▸ **WHAT TO DO**:
Restate the entries below word for word, leaving nothing out.

[Dataset rows describing interfaces]
---+---

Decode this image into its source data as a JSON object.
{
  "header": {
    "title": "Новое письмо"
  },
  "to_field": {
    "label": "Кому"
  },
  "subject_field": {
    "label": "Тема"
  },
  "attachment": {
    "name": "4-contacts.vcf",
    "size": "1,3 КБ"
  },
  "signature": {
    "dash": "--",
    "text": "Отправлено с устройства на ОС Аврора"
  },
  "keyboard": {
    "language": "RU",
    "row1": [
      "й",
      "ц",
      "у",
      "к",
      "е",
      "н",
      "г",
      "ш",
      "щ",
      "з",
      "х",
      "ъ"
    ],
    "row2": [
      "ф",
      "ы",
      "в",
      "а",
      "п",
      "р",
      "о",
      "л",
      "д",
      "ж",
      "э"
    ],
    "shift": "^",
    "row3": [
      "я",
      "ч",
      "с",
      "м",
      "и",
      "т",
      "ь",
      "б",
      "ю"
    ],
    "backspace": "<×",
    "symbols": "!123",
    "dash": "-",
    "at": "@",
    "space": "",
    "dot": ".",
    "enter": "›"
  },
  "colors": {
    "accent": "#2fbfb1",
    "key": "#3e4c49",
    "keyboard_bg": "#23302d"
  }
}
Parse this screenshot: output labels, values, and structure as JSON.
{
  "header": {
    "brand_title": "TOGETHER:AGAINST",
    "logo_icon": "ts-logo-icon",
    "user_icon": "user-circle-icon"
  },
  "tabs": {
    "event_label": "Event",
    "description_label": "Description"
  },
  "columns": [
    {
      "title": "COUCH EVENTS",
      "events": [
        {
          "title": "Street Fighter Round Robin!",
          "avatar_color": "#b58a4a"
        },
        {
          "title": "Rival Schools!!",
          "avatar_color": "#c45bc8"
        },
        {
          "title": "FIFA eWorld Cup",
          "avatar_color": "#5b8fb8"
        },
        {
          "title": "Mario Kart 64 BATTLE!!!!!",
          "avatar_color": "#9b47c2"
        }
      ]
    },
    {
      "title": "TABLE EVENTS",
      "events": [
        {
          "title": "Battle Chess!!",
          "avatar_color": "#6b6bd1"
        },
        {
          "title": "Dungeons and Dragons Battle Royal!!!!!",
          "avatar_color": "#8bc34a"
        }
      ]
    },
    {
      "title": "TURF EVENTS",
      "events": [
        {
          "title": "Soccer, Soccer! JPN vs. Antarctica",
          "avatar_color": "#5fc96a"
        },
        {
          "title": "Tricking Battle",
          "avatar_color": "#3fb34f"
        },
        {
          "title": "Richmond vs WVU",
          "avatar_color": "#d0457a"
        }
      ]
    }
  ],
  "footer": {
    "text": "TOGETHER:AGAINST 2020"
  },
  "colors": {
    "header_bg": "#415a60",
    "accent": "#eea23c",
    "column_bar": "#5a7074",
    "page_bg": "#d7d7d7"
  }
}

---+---

▸ **WRITTEN ANSWER**:
Decode this image into its source data as a JSON object.
{
  "header": {
    "title": "Новое письмо"
  },
  "to_field": {
    "label": "Кому"
  },
  "subject_field": {
    "label": "Тема"
  },
  "attachment": {
    "name": "4-contacts.vcf",
    "size": "1,3 КБ"
  },
  "signature": {
    "dash": "--",
    "text": "Отправлено с устройства на ОС Аврора"
  },
  "keyboard": {
    "language": "RU",
    "row1": [
      "й",
      "ц",
      "у",
      "к",
      "е",
      "н",
      "г",
      "ш",
      "щ",
      "з",
      "х",
      "ъ"
    ],
    "row2": [
      "ф",
      "ы",
      "в",
      "а",
      "п",
      "р",
      "о",
      "л",
      "д",
      "ж",
      "э"
    ],
    "shift": "^",
    "row3": [
      "я",
      "ч",
      "с",
      "м",
      "и",
      "т",
      "ь",
      "б",
      "ю"
    ],
    "backspace": "<×",
    "symbols": "!123",
    "dash": "-",
    "at": "@",
    "space": "",
    "dot": ".",
    "enter": "›"
  },
  "colors": {
    "accent": "#2fbfb1",
    "key": "#3e4c49",
    "keyboard_bg": "#23302d"
  }
}
Parse this screenshot: output labels, values, and structure as JSON.
{
  "header": {
    "brand_title": "TOGETHER:AGAINST",
    "logo_icon": "ts-logo-icon",
    "user_icon": "user-circle-icon"
  },
  "tabs": {
    "event_label": "Event",
    "description_label": "Description"
  },
  "columns": [
    {
      "title": "COUCH EVENTS",
      "events": [
        {
          "title": "Street Fighter Round Robin!",
          "avatar_color": "#b58a4a"
        },
        {
          "title": "Rival Schools!!",
          "avatar_color": "#c45bc8"
        },
        {
          "title": "FIFA eWorld Cup",
          "avatar_color": "#5b8fb8"
        },
        {
          "title": "Mario Kart 64 BATTLE!!!!!",
          "avatar_color": "#9b47c2"
        }
      ]
    },
    {
      "title": "TABLE EVENTS",
      "events": [
        {
          "title": "Battle Chess!!",
          "avatar_color": "#6b6bd1"
        },
        {
          "title": "Dungeons and Dragons Battle Royal!!!!!",
          "avatar_color": "#8bc34a"
        }
      ]
    },
    {
      "title": "TURF EVENTS",
      "events": [
        {
          "title": "Soccer, Soccer! JPN vs. Antarctica",
          "avatar_color": "#5fc96a"
        },
        {
          "title": "Tricking Battle",
          "avatar_color": "#3fb34f"
        },
        {
          "title": "Richmond vs WVU",
          "avatar_color": "#d0457a"
        }
      ]
    }
  ],
  "footer": {
    "text": "TOGETHER:AGAINST 2020"
  },
  "colors": {
    "header_bg": "#415a60",
    "accent": "#eea23c",
    "column_bar": "#5a7074",
    "page_bg": "#d7d7d7"
  }
}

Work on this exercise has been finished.